In a strange (but perhaps expected) twist to the story, the Department of Public Safety has refused to release security footage of the crime. Even though an open records request was made for it, and even though the cameras are technically paid for by the people:
“DPS considers the information requested to be confidential and denies access to this information,” the agency wrote in an Oct. 29 letter.
The department also denied a second request, filed after a new state law went into effect that is supposed to help make public safety video and audio recordings more accessible to the public.
The agency argues it is excluded from the state’s open records law, and also that it has the right to keep the video private because it involves the placement and configuration of security equipment.
But any visitor can look up and see cameras at the Capitol, said Joey Senat, an associate professor of journalism at Oklahoma State University who specializes in the open records law. The state seems to make no effort to camouflage its cameras, he said.
What I don’t understand is what they’re trying to hide. We already know what happened. What other details could possible make the story worse? If the placement of cameras really is the issue, why not just release footage from one camera? (Since it’s apparently not even hidden.)

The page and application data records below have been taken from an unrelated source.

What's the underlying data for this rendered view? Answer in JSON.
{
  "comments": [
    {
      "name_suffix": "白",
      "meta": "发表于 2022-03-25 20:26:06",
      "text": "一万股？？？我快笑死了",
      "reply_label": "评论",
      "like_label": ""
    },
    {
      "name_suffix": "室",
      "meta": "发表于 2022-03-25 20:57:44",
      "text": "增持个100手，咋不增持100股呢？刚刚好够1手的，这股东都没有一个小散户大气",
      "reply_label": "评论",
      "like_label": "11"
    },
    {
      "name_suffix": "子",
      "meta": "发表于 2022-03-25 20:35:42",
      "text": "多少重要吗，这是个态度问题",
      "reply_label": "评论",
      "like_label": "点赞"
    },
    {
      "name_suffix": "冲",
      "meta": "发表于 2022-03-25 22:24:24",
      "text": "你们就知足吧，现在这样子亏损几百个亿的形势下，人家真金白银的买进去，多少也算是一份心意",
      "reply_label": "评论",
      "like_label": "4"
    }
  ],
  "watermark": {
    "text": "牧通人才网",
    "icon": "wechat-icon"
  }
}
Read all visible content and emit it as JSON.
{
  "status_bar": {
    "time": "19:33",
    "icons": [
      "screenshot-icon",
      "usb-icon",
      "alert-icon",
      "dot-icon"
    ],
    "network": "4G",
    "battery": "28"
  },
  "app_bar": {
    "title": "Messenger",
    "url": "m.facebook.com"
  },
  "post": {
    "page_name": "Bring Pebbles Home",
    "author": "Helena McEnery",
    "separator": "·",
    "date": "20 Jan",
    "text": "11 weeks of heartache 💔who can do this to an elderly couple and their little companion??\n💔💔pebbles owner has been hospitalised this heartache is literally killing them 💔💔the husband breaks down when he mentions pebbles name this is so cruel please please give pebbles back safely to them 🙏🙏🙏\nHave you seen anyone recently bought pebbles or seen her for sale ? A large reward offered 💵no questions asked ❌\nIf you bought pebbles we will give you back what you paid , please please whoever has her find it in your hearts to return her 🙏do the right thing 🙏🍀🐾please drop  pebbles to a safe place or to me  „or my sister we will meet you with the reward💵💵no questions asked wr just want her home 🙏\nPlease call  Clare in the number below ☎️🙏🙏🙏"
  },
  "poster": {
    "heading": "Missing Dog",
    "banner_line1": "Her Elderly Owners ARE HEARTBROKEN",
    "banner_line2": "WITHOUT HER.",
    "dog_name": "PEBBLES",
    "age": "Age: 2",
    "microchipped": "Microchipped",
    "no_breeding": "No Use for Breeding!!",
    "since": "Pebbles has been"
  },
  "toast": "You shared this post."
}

State officials have already faced a couple of different legal challenges because of this monument; do they really want any more?